The solution isn’t for philanthropy to embark upon a scatter-gun free for all. We need to understand and communicate our parameters so grant seekers don’t waste precious time chasing funding opportunities that will never eventuate. We are also accountable to the public. Money held by trusts and foundations is public money – we benefit from generous, preferential tax treatment on the basis that we contribute to the public good. Accordingly, we have a duty to consult, act with care and keep an eye on our effectiveness and impact.

Acknowledging our influence and ensuring we remain flexible, responsive and accountable were key considerations when the Reichstein Foundation went into its strategic planning process in 2023.

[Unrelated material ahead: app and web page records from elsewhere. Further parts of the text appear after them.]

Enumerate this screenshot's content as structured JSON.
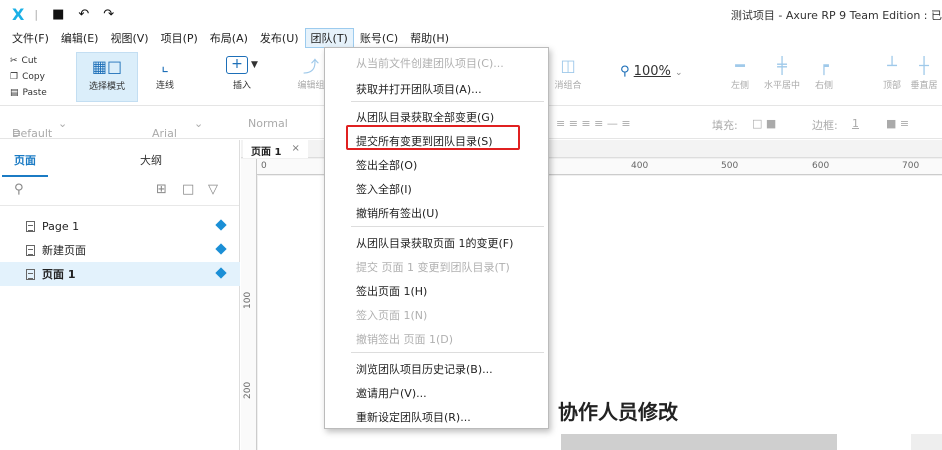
{
  "titlebar": {
    "logo": "X",
    "app_title": "测试项目 - Axure RP 9 Team Edition : 已"
  },
  "menubar": {
    "items": [
      "文件(F)",
      "编辑(E)",
      "视图(V)",
      "项目(P)",
      "布局(A)",
      "发布(U)",
      "团队(T)",
      "账号(C)",
      "帮助(H)"
    ]
  },
  "ribbon": {
    "cut": "Cut",
    "copy": "Copy",
    "paste": "Paste",
    "select_mode": "选择模式",
    "connect": "连线",
    "insert": "插入",
    "edit_partial": "编辑组",
    "group_partial": "消组合",
    "zoom": "100%",
    "align_left": "左侧",
    "align_center": "水平居中",
    "align_right": "右侧",
    "align_top": "顶部",
    "align_middle": "垂直居"
  },
  "stylebar": {
    "style": "Default",
    "font": "Arial",
    "weight": "Normal",
    "fill_label": "填充:",
    "border_label": "边框:",
    "border_value": "1"
  },
  "left_panel": {
    "tab_pages": "页面",
    "tab_outline": "大纲",
    "pages": [
      "Page 1",
      "新建页面",
      "页面 1"
    ]
  },
  "canvas": {
    "tab_label": "页面 1",
    "tab_close": "×",
    "ruler_h": [
      "0",
      "400",
      "500",
      "600",
      "700"
    ],
    "ruler_v": [
      "100",
      "200"
    ],
    "heading": "协作人员修改"
  },
  "team_menu": {
    "items": [
      {
        "label": "从当前文件创建团队项目(C)...",
        "disabled": true
      },
      {
        "label": "获取并打开团队项目(A)...",
        "disabled": false
      },
      {
        "label": "从团队目录获取全部变更(G)",
        "disabled": false
      },
      {
        "label": "提交所有变更到团队目录(S)",
        "disabled": false
      },
      {
        "label": "签出全部(O)",
        "disabled": false
      },
      {
        "label": "签入全部(I)",
        "disabled": false
      },
      {
        "label": "撤销所有签出(U)",
        "disabled": false
      },
      {
        "label": "从团队目录获取页面  1的变更(F)",
        "disabled": false
      },
      {
        "label": "提交 页面 1 变更到团队目录(T)",
        "disabled": true
      },
      {
        "label": "签出页面 1(H)",
        "disabled": false
      },
      {
        "label": "签入页面 1(N)",
        "disabled": true
      },
      {
        "label": "撤销签出 页面 1(D)",
        "disabled": true
      },
      {
        "label": "浏览团队项目历史记录(B)...",
        "disabled": false
      },
      {
        "label": "邀请用户(V)...",
        "disabled": false
      },
      {
        "label": "重新设定团队项目(R)...",
        "disabled": false
      }
    ]
  },
  "colors": {
    "accent": "#1b7bc4",
    "highlight_box": "#e02020",
    "menu_active_bg": "#e6f2fb"
  }
}
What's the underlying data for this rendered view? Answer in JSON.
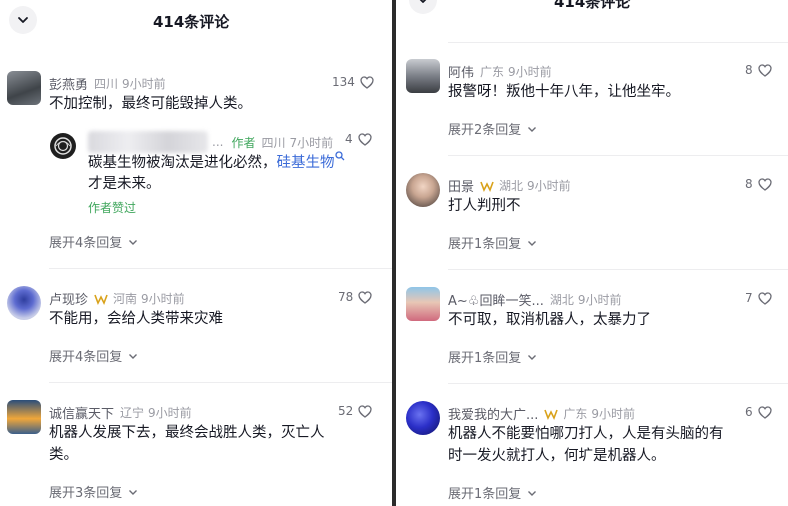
{
  "header": {
    "title": "414条评论"
  },
  "left_comments": [
    {
      "name": "彭燕勇",
      "location": "四川",
      "time": "9小时前",
      "likes": "134",
      "text": "不加控制，最终可能毁掉人类。",
      "expand": "展开4条回复"
    },
    {
      "name": "卢现珍",
      "location": "河南",
      "time": "9小时前",
      "likes": "78",
      "text": "不能用，会给人类带来灾难",
      "expand": "展开4条回复"
    },
    {
      "name": "诚信赢天下",
      "location": "辽宁",
      "time": "9小时前",
      "likes": "52",
      "text_line1": "机器人发展下去，最终会战胜人类，灭亡人",
      "text_line2": "类。",
      "expand": "展开3条回复"
    }
  ],
  "reply": {
    "ellipsis": "...",
    "author_tag": "作者",
    "location": "四川",
    "time": "7小时前",
    "likes": "4",
    "text_part1": "碳基生物被淘汰是进化必然，",
    "text_link": "硅基生物",
    "text_line2": "才是未来。",
    "author_liked": "作者赞过"
  },
  "right_comments": [
    {
      "name": "阿伟",
      "location": "广东",
      "time": "9小时前",
      "likes": "8",
      "text": "报警呀！叛他十年八年，让他坐牢。",
      "expand": "展开2条回复"
    },
    {
      "name": "田景",
      "location": "湖北",
      "time": "9小时前",
      "likes": "8",
      "text": "打人判刑不",
      "expand": "展开1条回复"
    },
    {
      "name": "A~♧回眸一笑...",
      "location": "湖北",
      "time": "9小时前",
      "likes": "7",
      "text": "不可取，取消机器人，太暴力了",
      "expand": "展开1条回复"
    },
    {
      "name": "我爱我的大广...",
      "location": "广东",
      "time": "9小时前",
      "likes": "6",
      "text_line1": "机器人不能要怕哪刀打人，人是有头脑的有",
      "text_line2": "时一发火就打人，何圹是机器人。",
      "expand": "展开1条回复"
    }
  ],
  "colors": {
    "author_green": "#3fa65c",
    "link_blue": "#3b6bd8",
    "badge_gold": "#d9a21b",
    "muted": "#9a9ba3"
  }
}
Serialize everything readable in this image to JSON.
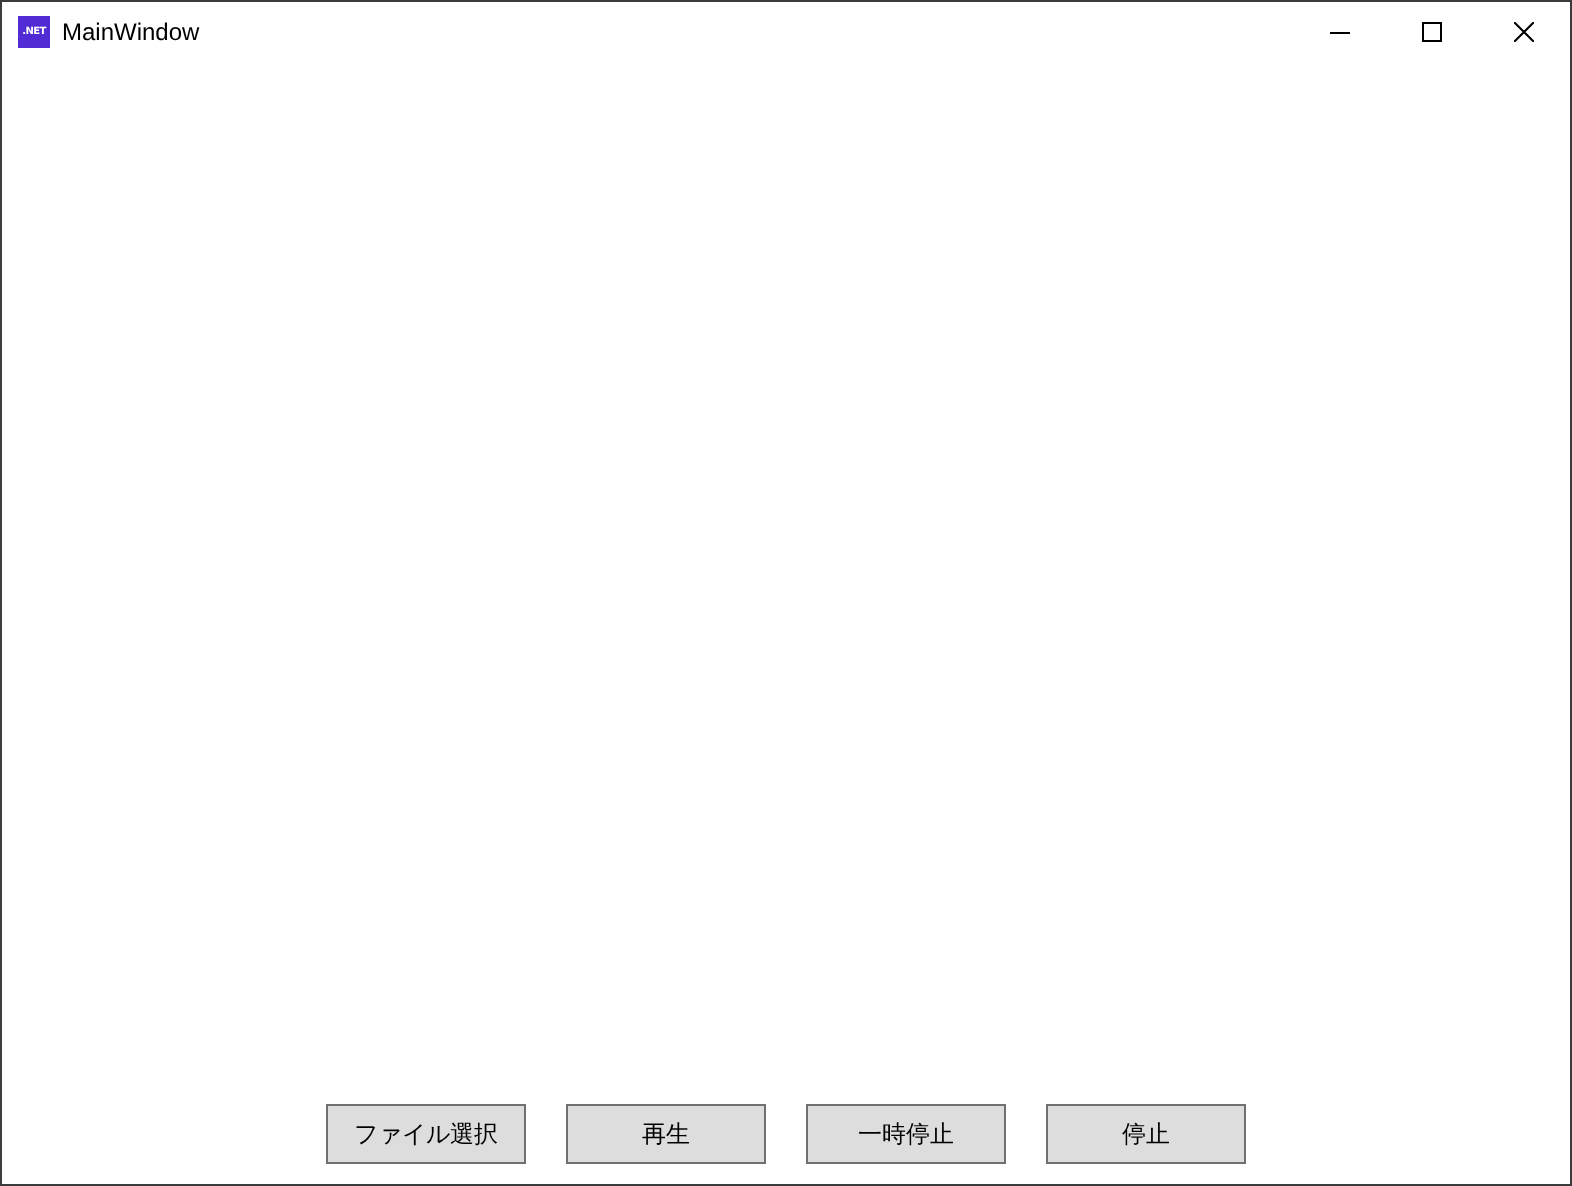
{
  "window": {
    "title": "MainWindow",
    "logo_text": ".NET"
  },
  "buttons": [
    {
      "label": "ファイル選択"
    },
    {
      "label": "再生"
    },
    {
      "label": "一時停止"
    },
    {
      "label": "停止"
    }
  ]
}
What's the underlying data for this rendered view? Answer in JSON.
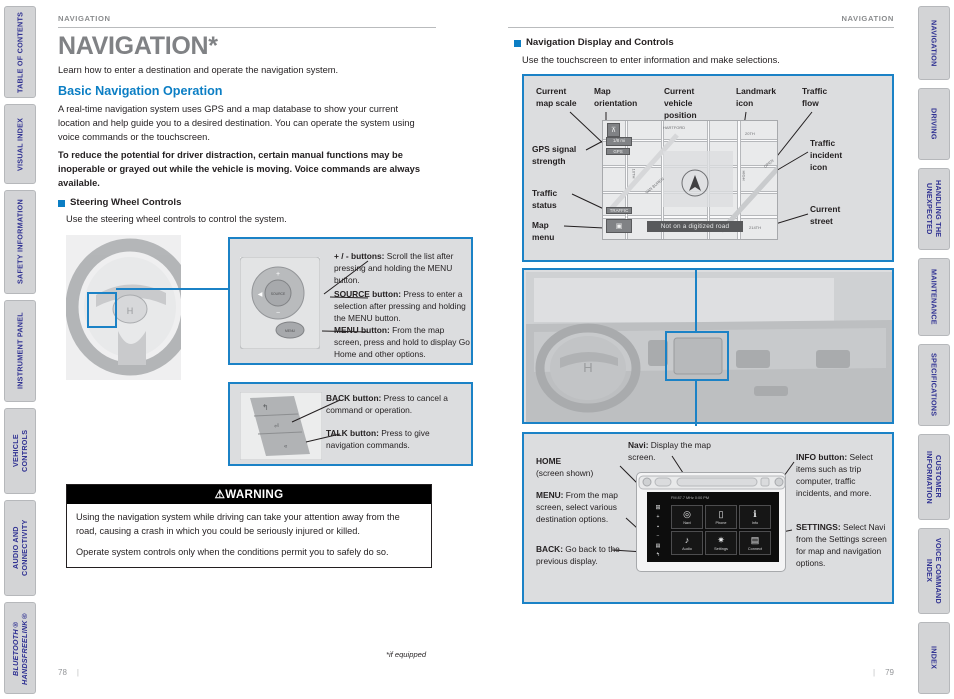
{
  "left_tabs": [
    {
      "label": "TABLE OF CONTENTS",
      "italic": false
    },
    {
      "label": "VISUAL INDEX",
      "italic": false
    },
    {
      "label": "SAFETY INFORMATION",
      "italic": false
    },
    {
      "label": "INSTRUMENT PANEL",
      "italic": false
    },
    {
      "label": "VEHICLE\nCONTROLS",
      "italic": false
    },
    {
      "label": "AUDIO AND\nCONNECTIVITY",
      "italic": false
    },
    {
      "label": "BLUETOOTH®\nHANDSFREELINK®",
      "italic": true
    }
  ],
  "right_tabs": [
    {
      "label": "NAVIGATION"
    },
    {
      "label": "DRIVING"
    },
    {
      "label": "HANDLING THE\nUNEXPECTED"
    },
    {
      "label": "MAINTENANCE"
    },
    {
      "label": "SPECIFICATIONS"
    },
    {
      "label": "CUSTOMER\nINFORMATION"
    },
    {
      "label": "VOICE COMMAND\nINDEX"
    },
    {
      "label": "INDEX"
    }
  ],
  "left_page": {
    "running_head": "NAVIGATION",
    "title": "NAVIGATION*",
    "intro": "Learn how to enter a destination and operate the navigation system.",
    "section_heading": "Basic Navigation Operation",
    "body_1": "A real-time navigation system uses GPS and a map database to show your current location and help guide you to a desired destination. You can operate the system using voice commands or the touchscreen.",
    "body_2": "To reduce the potential for driver distraction, certain manual functions may be inoperable or grayed out while the vehicle is moving. Voice commands are always available.",
    "subhead": "Steering Wheel Controls",
    "subhead_caption": "Use the steering wheel controls to control the system.",
    "callouts_top": [
      {
        "term": "+ / - buttons:",
        "text": " Scroll the list after pressing and holding the MENU button."
      },
      {
        "term": "SOURCE button:",
        "text": " Press to enter a selection after pressing and holding the MENU button."
      },
      {
        "term": "MENU button:",
        "text": " From the map screen, press and hold to display Go Home and other options."
      }
    ],
    "callouts_bottom": [
      {
        "term": "BACK button:",
        "text": " Press to cancel a command or operation."
      },
      {
        "term": "TALK button:",
        "text": " Press to give navigation commands."
      }
    ],
    "wheel_buttons": {
      "plus": "+",
      "minus": "−",
      "source": "SOURCE",
      "menu": "MENU"
    },
    "warning": {
      "heading": "WARNING",
      "symbol": "⚠",
      "lines": [
        "Using the navigation system while driving can take your attention away from the road, causing a crash in which you could be seriously injured or killed.",
        "Operate system controls only when the conditions permit you to safely do so."
      ]
    },
    "footnote": "*if equipped",
    "folio": "78"
  },
  "right_page": {
    "running_head": "NAVIGATION",
    "subhead": "Navigation Display and Controls",
    "subhead_caption": "Use the touchscreen to enter information and make selections.",
    "map_labels": {
      "map_scale": "Current\nmap scale",
      "map_orientation": "Map\norientation",
      "vehicle_position": "Current\nvehicle\nposition",
      "landmark": "Landmark\nicon",
      "traffic_flow": "Traffic\nflow",
      "gps_signal": "GPS signal\nstrength",
      "traffic_status": "Traffic\nstatus",
      "map_menu": "Map\nmenu",
      "traffic_incident": "Traffic\nincident\nicon",
      "current_street": "Current\nstreet"
    },
    "map_screen": {
      "scale_chip": "1/8 mi",
      "gps_chip": "GPS",
      "traffic_chip": "TRAFFIC",
      "banner": "Not on a digitized road",
      "streets": [
        "HARTFORD",
        "20TH",
        "10TH",
        "VAN BUREN",
        "HIGH",
        "OPEN",
        "214TH"
      ]
    },
    "unit_callouts": [
      {
        "term": "HOME",
        "text": "(screen shown)"
      },
      {
        "term": "MENU:",
        "text": " From the map screen, select various destination options."
      },
      {
        "term": "BACK:",
        "text": " Go back to the previous display."
      },
      {
        "term": "Navi:",
        "text": " Display the map screen."
      },
      {
        "term": "INFO button:",
        "text": " Select items such as trip computer, traffic incidents, and more."
      },
      {
        "term": "SETTINGS:",
        "text": " Select Navi from the Settings screen for map and navigation options."
      }
    ],
    "unit_screen": {
      "status_bar": "FM  87.7 MHz      0:00 PM",
      "tiles": [
        {
          "label": "Navi",
          "icon": "navi-icon",
          "glyph": "◎"
        },
        {
          "label": "Phone",
          "icon": "phone-icon",
          "glyph": "▯"
        },
        {
          "label": "Info",
          "icon": "info-icon",
          "glyph": "ℹ"
        },
        {
          "label": "Audio",
          "icon": "audio-icon",
          "glyph": "♪"
        },
        {
          "label": "Settings",
          "icon": "gear-icon",
          "glyph": "✷"
        },
        {
          "label": "Connect",
          "icon": "connect-icon",
          "glyph": "▤"
        }
      ],
      "side_keys": [
        "⊞",
        "+",
        "▪",
        "−",
        "▤",
        "↰"
      ]
    },
    "folio": "79"
  },
  "colors": {
    "accent_blue": "#1b82c6",
    "heading_blue": "#0b7ec4",
    "tab_text": "#2f3192",
    "title_gray": "#808285",
    "panel_gray": "#dcdddf"
  }
}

To help us navigate the terrain we turned to our grant partners and other stakeholders and incorporated their feedback on the external environment, where our approach is working and where we could improve. Their insights were invaluable in guiding our strategic direction and we’ve adopted an ongoing practice of listening and accountability.

We were also inspired by Gara La Marche’s thoughtful article, In Defense of Unstrategic Philanthropy. La Marche points out that some of the best grants he’s ever made were serendipitous and spontaneous, rather than formally strategic. This tracks with the Reichstein Foundation’s experience over the last 50 years, during which time we’ve had numerous strategic plans, but always sought to hold them lightly.

Some of our most meaningful grants – the establishment of the Alliance for Gambling Reform, early support for the Victorian AIDS Council, funding to facilitate the organising efforts of survivors of institutional sexual abuse – were driven not by our funding “buckets” but by opportunities for change brought about by extraordinary community sector leaders.

La Marche also writes that “whatever the value of strategic plans, what counts above all in philanthropy, as in life, are values. If those are clear, they will be a far better blueprint for action than any grant guidelines.”

It’s true that since landing our strategic plan in December 2023, the values that we articulated in it have proven just as useful in everyday decision-making as the thematic priorities and approaches.

As La Marche reflects, “not all wisdom, not even most of it, resides in foundation staff and boards”. Recognising this reality is crucial as we strive to design and deliver strategies that are relevant, just and effective.